She is particularly fond of her Buddha sculpture, which she made herself. A photo of her taking part in the Tea Ceremony brings more stories and fond memories of their visits in Japan. As we wend our way through their home, anecdotes are recalled and shared with humor. Their most recent trip to China was in 2000.
Close-up of Thelma's Sculpture

Close-up of Thelma’s Sculpture

As she shows us her first sculpture, she emphasizes that she did it for her own enjoyment.  You can see how she used the grains of the stone to emphasize the movement of the clothing’s drape.  We see their wedding photo, taken at B’nai Jeshurun in New York City.  The portrait of her teacher, who posed once a year, for his students of the New York Art League is prominent. She could only attend one night a week, as she had young children at home.  The teacher, Dickinson, made an impression on Thelma.  
Thelma's Rock Garden

Thelma’s Rock Garden

Thelma continues to paint and has a massive collection of sea shells from all over the world which she makes into dioramas and rockeries incorporating statues and other objects.
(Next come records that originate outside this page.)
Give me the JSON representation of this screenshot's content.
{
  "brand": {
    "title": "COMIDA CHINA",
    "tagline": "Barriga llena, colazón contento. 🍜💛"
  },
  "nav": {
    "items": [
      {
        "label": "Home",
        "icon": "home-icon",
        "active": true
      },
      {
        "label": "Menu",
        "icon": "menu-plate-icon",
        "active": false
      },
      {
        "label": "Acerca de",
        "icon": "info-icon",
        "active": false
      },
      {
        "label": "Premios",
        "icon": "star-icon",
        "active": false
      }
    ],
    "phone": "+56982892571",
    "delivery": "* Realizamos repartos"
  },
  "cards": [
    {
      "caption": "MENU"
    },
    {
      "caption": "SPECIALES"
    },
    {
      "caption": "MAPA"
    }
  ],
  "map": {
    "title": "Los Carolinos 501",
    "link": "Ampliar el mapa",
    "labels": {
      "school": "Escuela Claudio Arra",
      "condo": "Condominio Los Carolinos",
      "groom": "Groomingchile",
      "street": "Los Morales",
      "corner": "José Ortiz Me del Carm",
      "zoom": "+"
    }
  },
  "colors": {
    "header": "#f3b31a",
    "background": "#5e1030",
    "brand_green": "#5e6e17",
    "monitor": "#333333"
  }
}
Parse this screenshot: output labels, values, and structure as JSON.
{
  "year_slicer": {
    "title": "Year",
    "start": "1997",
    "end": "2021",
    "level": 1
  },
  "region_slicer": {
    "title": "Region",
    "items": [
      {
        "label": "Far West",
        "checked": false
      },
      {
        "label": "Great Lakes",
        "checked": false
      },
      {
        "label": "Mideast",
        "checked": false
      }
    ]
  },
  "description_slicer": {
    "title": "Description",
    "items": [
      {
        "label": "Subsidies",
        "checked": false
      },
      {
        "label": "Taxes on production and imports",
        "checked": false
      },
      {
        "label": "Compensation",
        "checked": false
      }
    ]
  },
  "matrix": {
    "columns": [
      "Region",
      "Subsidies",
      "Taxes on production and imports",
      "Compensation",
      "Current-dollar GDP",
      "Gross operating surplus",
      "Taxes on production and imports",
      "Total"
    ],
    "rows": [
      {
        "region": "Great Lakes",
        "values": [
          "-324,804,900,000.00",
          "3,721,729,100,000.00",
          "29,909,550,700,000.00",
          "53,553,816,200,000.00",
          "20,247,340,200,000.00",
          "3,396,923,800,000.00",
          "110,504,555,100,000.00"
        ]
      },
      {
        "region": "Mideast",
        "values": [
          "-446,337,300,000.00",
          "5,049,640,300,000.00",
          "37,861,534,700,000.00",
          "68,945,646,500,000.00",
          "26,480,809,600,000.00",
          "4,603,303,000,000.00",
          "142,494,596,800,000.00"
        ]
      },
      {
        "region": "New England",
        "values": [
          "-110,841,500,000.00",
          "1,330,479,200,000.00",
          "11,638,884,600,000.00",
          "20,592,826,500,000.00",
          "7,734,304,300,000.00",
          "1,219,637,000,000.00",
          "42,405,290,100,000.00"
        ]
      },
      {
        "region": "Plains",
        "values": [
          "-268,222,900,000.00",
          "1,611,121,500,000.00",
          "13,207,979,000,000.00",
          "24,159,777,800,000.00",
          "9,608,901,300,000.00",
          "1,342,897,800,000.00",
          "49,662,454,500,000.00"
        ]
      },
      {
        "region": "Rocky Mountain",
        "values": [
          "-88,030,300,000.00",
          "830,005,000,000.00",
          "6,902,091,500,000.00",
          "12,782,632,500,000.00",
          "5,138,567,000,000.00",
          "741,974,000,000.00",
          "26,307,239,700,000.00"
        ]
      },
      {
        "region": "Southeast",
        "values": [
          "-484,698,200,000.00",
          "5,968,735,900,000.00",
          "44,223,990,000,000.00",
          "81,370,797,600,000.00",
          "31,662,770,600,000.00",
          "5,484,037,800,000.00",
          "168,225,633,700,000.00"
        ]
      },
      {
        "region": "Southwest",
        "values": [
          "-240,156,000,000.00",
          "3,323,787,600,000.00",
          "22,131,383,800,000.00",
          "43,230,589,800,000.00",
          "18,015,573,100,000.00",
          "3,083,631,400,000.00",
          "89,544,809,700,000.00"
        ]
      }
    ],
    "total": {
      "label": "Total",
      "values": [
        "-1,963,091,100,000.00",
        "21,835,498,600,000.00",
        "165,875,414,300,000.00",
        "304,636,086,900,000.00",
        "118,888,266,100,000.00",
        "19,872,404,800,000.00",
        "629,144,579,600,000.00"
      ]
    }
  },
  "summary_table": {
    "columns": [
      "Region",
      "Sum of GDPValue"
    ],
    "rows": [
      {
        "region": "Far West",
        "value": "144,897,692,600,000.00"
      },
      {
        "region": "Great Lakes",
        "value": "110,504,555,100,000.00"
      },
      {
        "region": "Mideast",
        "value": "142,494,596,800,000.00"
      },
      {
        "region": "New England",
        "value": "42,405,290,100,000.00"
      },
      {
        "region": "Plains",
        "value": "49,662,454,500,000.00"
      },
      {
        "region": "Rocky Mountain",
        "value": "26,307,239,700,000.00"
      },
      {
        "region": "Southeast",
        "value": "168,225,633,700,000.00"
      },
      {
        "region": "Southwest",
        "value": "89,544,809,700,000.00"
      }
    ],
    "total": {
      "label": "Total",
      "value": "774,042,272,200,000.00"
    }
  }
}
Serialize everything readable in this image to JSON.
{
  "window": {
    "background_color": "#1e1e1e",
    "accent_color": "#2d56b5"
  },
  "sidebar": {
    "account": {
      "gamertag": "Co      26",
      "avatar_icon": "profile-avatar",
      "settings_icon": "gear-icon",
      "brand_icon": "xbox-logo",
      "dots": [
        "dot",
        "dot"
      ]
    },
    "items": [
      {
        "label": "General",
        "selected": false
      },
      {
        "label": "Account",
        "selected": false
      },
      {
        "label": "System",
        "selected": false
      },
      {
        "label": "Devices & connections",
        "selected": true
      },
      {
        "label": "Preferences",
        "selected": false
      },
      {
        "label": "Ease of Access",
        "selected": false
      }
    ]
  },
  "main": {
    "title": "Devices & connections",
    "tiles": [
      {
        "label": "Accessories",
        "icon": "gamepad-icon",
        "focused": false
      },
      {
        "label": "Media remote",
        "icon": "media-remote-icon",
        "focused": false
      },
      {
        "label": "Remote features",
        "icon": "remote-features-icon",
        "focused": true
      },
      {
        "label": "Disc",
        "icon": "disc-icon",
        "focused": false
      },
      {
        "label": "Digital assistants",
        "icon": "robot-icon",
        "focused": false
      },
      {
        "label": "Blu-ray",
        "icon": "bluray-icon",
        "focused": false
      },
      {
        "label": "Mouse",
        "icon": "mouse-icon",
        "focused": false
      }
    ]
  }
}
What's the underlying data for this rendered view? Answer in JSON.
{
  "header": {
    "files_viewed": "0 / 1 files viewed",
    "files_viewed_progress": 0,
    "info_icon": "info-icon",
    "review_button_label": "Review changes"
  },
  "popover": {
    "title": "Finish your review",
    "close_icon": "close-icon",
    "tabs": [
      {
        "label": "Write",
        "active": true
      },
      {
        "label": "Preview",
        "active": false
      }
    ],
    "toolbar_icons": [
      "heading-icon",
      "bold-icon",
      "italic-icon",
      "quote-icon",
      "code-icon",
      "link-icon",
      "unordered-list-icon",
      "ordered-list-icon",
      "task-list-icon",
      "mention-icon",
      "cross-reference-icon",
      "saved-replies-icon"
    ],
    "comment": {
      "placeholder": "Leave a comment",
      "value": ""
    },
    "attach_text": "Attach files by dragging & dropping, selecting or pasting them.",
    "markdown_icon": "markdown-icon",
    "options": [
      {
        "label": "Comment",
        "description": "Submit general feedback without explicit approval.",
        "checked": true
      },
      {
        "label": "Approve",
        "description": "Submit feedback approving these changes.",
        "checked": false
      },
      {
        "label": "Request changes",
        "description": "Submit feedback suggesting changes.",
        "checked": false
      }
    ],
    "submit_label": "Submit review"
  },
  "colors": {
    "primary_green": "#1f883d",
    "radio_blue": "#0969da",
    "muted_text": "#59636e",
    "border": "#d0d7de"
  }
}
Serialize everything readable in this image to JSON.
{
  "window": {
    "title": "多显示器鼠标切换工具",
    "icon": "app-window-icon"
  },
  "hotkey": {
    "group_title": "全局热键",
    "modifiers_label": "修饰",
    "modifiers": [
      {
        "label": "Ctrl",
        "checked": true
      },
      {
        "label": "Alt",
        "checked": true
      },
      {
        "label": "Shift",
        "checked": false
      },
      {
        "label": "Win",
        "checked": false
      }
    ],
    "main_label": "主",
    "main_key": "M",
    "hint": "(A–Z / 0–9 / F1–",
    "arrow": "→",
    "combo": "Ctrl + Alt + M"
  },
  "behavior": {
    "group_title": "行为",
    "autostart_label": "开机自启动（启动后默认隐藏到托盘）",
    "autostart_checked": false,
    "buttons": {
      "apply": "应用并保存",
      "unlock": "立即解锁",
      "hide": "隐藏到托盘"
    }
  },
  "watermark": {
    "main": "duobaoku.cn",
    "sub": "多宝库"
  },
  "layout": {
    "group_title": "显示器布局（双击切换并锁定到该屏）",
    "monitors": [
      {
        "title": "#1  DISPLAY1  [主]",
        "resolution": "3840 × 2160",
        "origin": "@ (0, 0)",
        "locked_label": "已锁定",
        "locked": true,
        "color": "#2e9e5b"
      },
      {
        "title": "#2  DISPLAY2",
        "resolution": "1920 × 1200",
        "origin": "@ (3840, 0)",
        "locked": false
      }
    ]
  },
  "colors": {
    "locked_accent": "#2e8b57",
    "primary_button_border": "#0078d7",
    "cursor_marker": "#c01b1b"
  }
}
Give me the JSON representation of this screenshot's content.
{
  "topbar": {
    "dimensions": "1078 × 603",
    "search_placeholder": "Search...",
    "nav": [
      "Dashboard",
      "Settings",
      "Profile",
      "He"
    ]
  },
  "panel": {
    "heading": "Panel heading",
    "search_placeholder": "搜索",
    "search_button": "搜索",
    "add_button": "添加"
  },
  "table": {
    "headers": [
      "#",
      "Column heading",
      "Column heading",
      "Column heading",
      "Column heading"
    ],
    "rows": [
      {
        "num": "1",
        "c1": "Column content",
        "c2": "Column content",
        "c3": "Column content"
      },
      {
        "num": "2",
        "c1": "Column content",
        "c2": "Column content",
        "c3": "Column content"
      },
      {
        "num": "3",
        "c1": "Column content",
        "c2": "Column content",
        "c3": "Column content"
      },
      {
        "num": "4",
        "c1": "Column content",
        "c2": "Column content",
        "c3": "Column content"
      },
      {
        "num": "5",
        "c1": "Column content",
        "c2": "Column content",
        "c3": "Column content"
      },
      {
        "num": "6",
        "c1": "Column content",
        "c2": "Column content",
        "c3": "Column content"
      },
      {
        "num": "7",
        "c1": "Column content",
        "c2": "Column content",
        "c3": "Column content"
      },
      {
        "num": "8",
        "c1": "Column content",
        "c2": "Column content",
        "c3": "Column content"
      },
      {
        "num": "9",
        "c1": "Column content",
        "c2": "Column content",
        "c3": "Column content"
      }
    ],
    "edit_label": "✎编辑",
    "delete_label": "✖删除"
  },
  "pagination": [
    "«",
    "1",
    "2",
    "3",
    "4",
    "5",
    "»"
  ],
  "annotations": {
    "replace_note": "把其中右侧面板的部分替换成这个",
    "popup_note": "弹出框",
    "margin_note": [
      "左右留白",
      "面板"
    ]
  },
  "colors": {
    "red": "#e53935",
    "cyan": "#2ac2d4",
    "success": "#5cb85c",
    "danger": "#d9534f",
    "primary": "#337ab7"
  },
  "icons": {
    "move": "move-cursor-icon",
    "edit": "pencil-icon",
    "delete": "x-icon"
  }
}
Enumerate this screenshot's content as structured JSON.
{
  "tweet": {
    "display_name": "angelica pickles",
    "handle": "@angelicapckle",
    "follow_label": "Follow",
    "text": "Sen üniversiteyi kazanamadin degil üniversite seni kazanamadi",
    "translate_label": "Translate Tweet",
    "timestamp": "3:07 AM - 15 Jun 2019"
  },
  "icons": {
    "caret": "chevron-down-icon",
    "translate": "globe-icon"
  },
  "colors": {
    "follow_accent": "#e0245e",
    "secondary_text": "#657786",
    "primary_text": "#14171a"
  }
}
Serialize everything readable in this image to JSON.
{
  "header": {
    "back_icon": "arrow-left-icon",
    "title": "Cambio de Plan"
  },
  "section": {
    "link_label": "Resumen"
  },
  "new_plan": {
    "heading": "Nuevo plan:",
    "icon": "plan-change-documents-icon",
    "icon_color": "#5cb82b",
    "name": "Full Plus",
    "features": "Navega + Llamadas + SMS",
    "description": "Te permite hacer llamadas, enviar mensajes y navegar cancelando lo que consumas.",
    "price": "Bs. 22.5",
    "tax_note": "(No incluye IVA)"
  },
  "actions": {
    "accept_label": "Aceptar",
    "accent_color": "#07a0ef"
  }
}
As we prepare to sit down to tea (savories and sweets with dainty cups and floral napkins), Jack points out the floral arrangement on the table.  We’re fascinated to learn that Thelma made these glass beaded flowers herself when she was part of a Japanese women’s handcrafts organization!
Thelma is available for lectures to groups and organizations.  She welcomes invitations to share her stories and plans these educational talks meticulously. After Thelma’s presentation at the Griffin gallery, she will have special balloons situated around the Gallery and walk the guests through so they can see art and artifacts about which she has spoken.
For more information about The Griffin Gallery or Thelma’s upcoming lecture, please visit: www.griffingallery.net  or email griffingallery18@yahoo.com.  The exhibit is sponsored by: Beiner,Inkeles & Horvitz, P.A. 2000 Glades Road, Suite 110, Boca Raton, FL, 33431  (561) 750-1800

For coverage of your events, to place an advertisement, or speak to Rickie about appearing in The Rickie Report, contact The Rickie Report at:

Rickie Leiter, Publisher

The Rickie Report

P.O.Box 33423

Palm Beach Gardens, FL 33420

Rickie@therickiereport.com

561-537-0291

 

To read previous posts, click TheRickieReport.com and scroll down.